**Exercise:** Please restate all of the records word for word, setting the pictures aside.

**Data supplied:**
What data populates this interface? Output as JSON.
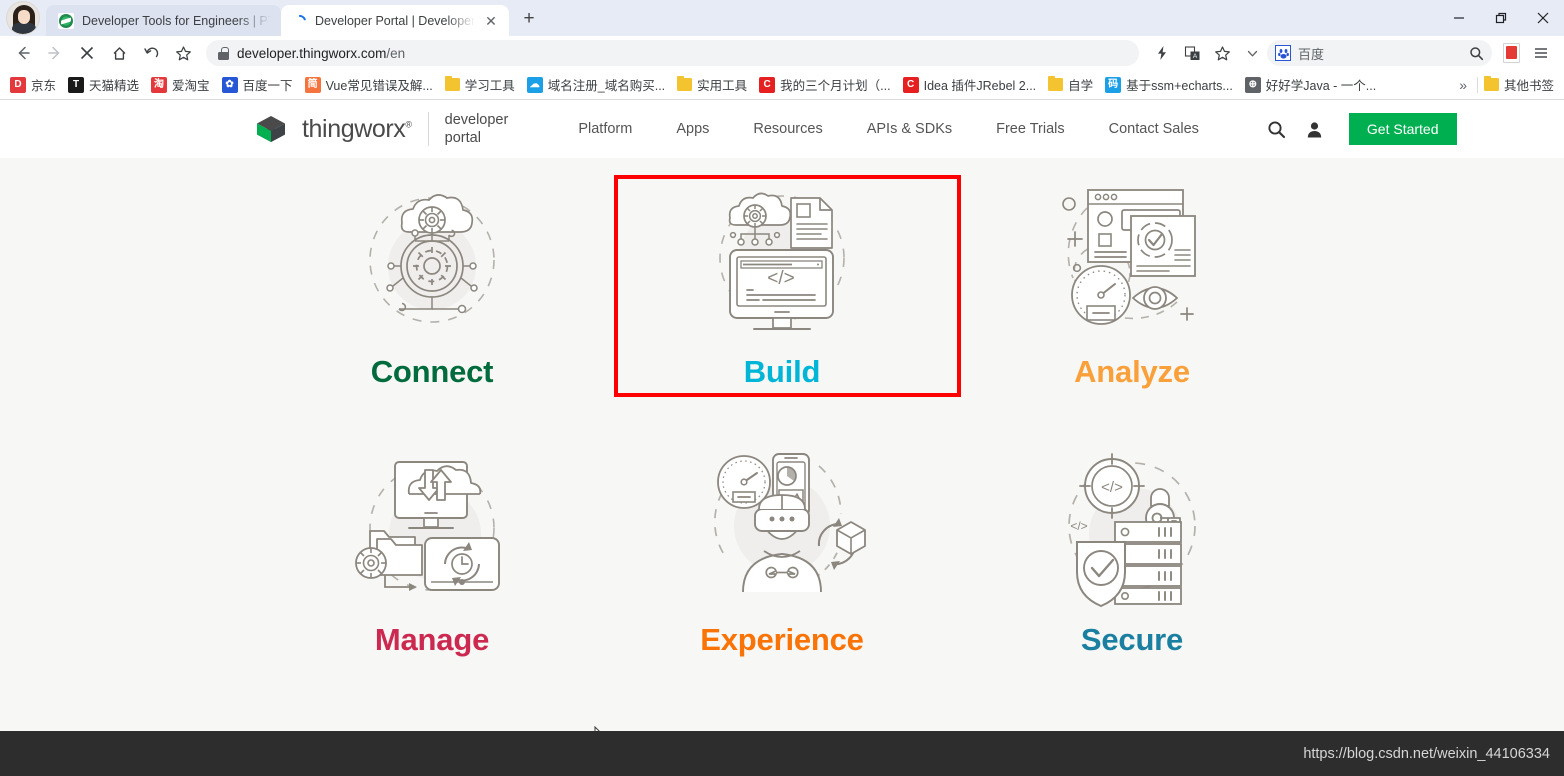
{
  "browser": {
    "tabs": [
      {
        "title": "Developer Tools for Engineers | PT",
        "favicon": "thingworx-favicon",
        "active": false
      },
      {
        "title": "Developer Portal | Developer P",
        "favicon": "loading-spinner",
        "active": true
      }
    ],
    "new_tab_label": "+",
    "window_controls": {
      "minimize": "—",
      "maximize": "❐",
      "close": "✕"
    },
    "toolbar": {
      "back_icon": "back-arrow-icon",
      "forward_icon": "forward-arrow-icon",
      "stop_icon": "stop-close-icon",
      "home_icon": "home-icon",
      "reload_icon": "reload-icon",
      "bookmark_star_icon": "star-icon",
      "url": "developer.thingworx.com",
      "url_path": "/en",
      "lock_icon": "lock-icon",
      "lightning_icon": "lightning-icon",
      "translate_icon": "translate-icon",
      "star_icon": "star-outline-icon",
      "chevron_icon": "chevron-down-icon",
      "search_engine_label": "百度",
      "search_icon": "search-icon",
      "pdf_icon": "pdf-icon",
      "menu_icon": "hamburger-menu-icon"
    },
    "bookmarks": [
      {
        "label": "京东",
        "icon_text": "D",
        "icon_color": "#e4393c",
        "type": "badge"
      },
      {
        "label": "天猫精选",
        "icon_text": "T",
        "icon_color": "#1a1a1a",
        "type": "badge"
      },
      {
        "label": "爱淘宝",
        "icon_text": "淘",
        "icon_color": "#e4393c",
        "type": "badge"
      },
      {
        "label": "百度一下",
        "icon_text": "✿",
        "icon_color": "#2857d6",
        "type": "badge"
      },
      {
        "label": "Vue常见错误及解...",
        "icon_text": "简",
        "icon_color": "#f5733c",
        "type": "badge"
      },
      {
        "label": "学习工具",
        "icon_text": "",
        "icon_color": "#f4c430",
        "type": "folder"
      },
      {
        "label": "域名注册_域名购买...",
        "icon_text": "☁",
        "icon_color": "#1ba0e8",
        "type": "badge"
      },
      {
        "label": "实用工具",
        "icon_text": "",
        "icon_color": "#f4c430",
        "type": "folder"
      },
      {
        "label": "我的三个月计划（...",
        "icon_text": "C",
        "icon_color": "#e62020",
        "type": "badge"
      },
      {
        "label": "Idea 插件JRebel 2...",
        "icon_text": "C",
        "icon_color": "#e62020",
        "type": "badge"
      },
      {
        "label": "自学",
        "icon_text": "",
        "icon_color": "#f4c430",
        "type": "folder"
      },
      {
        "label": "基于ssm+echarts...",
        "icon_text": "码",
        "icon_color": "#1ba0e8",
        "type": "badge"
      },
      {
        "label": "好好学Java - 一个...",
        "icon_text": "⊕",
        "icon_color": "#5f6368",
        "type": "badge"
      }
    ],
    "bookmarks_overflow": "»",
    "other_bookmarks": {
      "label": "其他书签",
      "icon": "folder-icon"
    },
    "status_url": "https://blog.csdn.net/weixin_44106334"
  },
  "site": {
    "logo": {
      "name": "thingworx",
      "trademark": "®"
    },
    "sub_brand_line1": "developer",
    "sub_brand_line2": "portal",
    "nav_links": [
      {
        "label": "Platform"
      },
      {
        "label": "Apps"
      },
      {
        "label": "Resources"
      },
      {
        "label": "APIs & SDKs"
      },
      {
        "label": "Free Trials"
      },
      {
        "label": "Contact Sales"
      }
    ],
    "search_icon": "search-icon",
    "account_icon": "user-account-icon",
    "cta": {
      "label": "Get Started",
      "color": "#00b050"
    },
    "cards": [
      {
        "id": "connect",
        "label": "Connect",
        "color": "#006b3c",
        "art": "connect-illustration",
        "highlighted": false
      },
      {
        "id": "build",
        "label": "Build",
        "color": "#00b5d6",
        "art": "build-illustration",
        "highlighted": true
      },
      {
        "id": "analyze",
        "label": "Analyze",
        "color": "#f9a03a",
        "art": "analyze-illustration",
        "highlighted": false
      },
      {
        "id": "manage",
        "label": "Manage",
        "color": "#cc2950",
        "art": "manage-illustration",
        "highlighted": false
      },
      {
        "id": "experience",
        "label": "Experience",
        "color": "#f97306",
        "art": "experience-illustration",
        "highlighted": false
      },
      {
        "id": "secure",
        "label": "Secure",
        "color": "#1a7fa0",
        "art": "secure-illustration",
        "highlighted": false
      }
    ],
    "annotation": {
      "type": "highlight-rectangle",
      "color": "#ff0000",
      "target": "build"
    }
  }
}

**Exercise solution:**
What data populates this interface? Output as JSON.
{
  "browser": {
    "tabs": [
      {
        "title": "Developer Tools for Engineers | PT",
        "favicon": "thingworx-favicon",
        "active": false
      },
      {
        "title": "Developer Portal | Developer P",
        "favicon": "loading-spinner",
        "active": true
      }
    ],
    "new_tab_label": "+",
    "window_controls": {
      "minimize": "—",
      "maximize": "❐",
      "close": "✕"
    },
    "toolbar": {
      "back_icon": "back-arrow-icon",
      "forward_icon": "forward-arrow-icon",
      "stop_icon": "stop-close-icon",
      "home_icon": "home-icon",
      "reload_icon": "reload-icon",
      "bookmark_star_icon": "star-icon",
      "url": "developer.thingworx.com",
      "url_path": "/en",
      "lock_icon": "lock-icon",
      "lightning_icon": "lightning-icon",
      "translate_icon": "translate-icon",
      "star_icon": "star-outline-icon",
      "chevron_icon": "chevron-down-icon",
      "search_engine_label": "百度",
      "search_icon": "search-icon",
      "pdf_icon": "pdf-icon",
      "menu_icon": "hamburger-menu-icon"
    },
    "bookmarks": [
      {
        "label": "京东",
        "icon_text": "D",
        "icon_color": "#e4393c",
        "type": "badge"
      },
      {
        "label": "天猫精选",
        "icon_text": "T",
        "icon_color": "#1a1a1a",
        "type": "badge"
      },
      {
        "label": "爱淘宝",
        "icon_text": "淘",
        "icon_color": "#e4393c",
        "type": "badge"
      },
      {
        "label": "百度一下",
        "icon_text": "✿",
        "icon_color": "#2857d6",
        "type": "badge"
      },
      {
        "label": "Vue常见错误及解...",
        "icon_text": "简",
        "icon_color": "#f5733c",
        "type": "badge"
      },
      {
        "label": "学习工具",
        "icon_text": "",
        "icon_color": "#f4c430",
        "type": "folder"
      },
      {
        "label": "域名注册_域名购买...",
        "icon_text": "☁",
        "icon_color": "#1ba0e8",
        "type": "badge"
      },
      {
        "label": "实用工具",
        "icon_text": "",
        "icon_color": "#f4c430",
        "type": "folder"
      },
      {
        "label": "我的三个月计划（...",
        "icon_text": "C",
        "icon_color": "#e62020",
        "type": "badge"
      },
      {
        "label": "Idea 插件JRebel 2...",
        "icon_text": "C",
        "icon_color": "#e62020",
        "type": "badge"
      },
      {
        "label": "自学",
        "icon_text": "",
        "icon_color": "#f4c430",
        "type": "folder"
      },
      {
        "label": "基于ssm+echarts...",
        "icon_text": "码",
        "icon_color": "#1ba0e8",
        "type": "badge"
      },
      {
        "label": "好好学Java - 一个...",
        "icon_text": "⊕",
        "icon_color": "#5f6368",
        "type": "badge"
      }
    ],
    "bookmarks_overflow": "»",
    "other_bookmarks": {
      "label": "其他书签",
      "icon": "folder-icon"
    },
    "status_url": "https://blog.csdn.net/weixin_44106334"
  },
  "site": {
    "logo": {
      "name": "thingworx",
      "trademark": "®"
    },
    "sub_brand_line1": "developer",
    "sub_brand_line2": "portal",
    "nav_links": [
      {
        "label": "Platform"
      },
      {
        "label": "Apps"
      },
      {
        "label": "Resources"
      },
      {
        "label": "APIs & SDKs"
      },
      {
        "label": "Free Trials"
      },
      {
        "label": "Contact Sales"
      }
    ],
    "search_icon": "search-icon",
    "account_icon": "user-account-icon",
    "cta": {
      "label": "Get Started",
      "color": "#00b050"
    },
    "cards": [
      {
        "id": "connect",
        "label": "Connect",
        "color": "#006b3c",
        "art": "connect-illustration",
        "highlighted": false
      },
      {
        "id": "build",
        "label": "Build",
        "color": "#00b5d6",
        "art": "build-illustration",
        "highlighted": true
      },
      {
        "id": "analyze",
        "label": "Analyze",
        "color": "#f9a03a",
        "art": "analyze-illustration",
        "highlighted": false
      },
      {
        "id": "manage",
        "label": "Manage",
        "color": "#cc2950",
        "art": "manage-illustration",
        "highlighted": false
      },
      {
        "id": "experience",
        "label": "Experience",
        "color": "#f97306",
        "art": "experience-illustration",
        "highlighted": false
      },
      {
        "id": "secure",
        "label": "Secure",
        "color": "#1a7fa0",
        "art": "secure-illustration",
        "highlighted": false
      }
    ],
    "annotation": {
      "type": "highlight-rectangle",
      "color": "#ff0000",
      "target": "build"
    }
  }
}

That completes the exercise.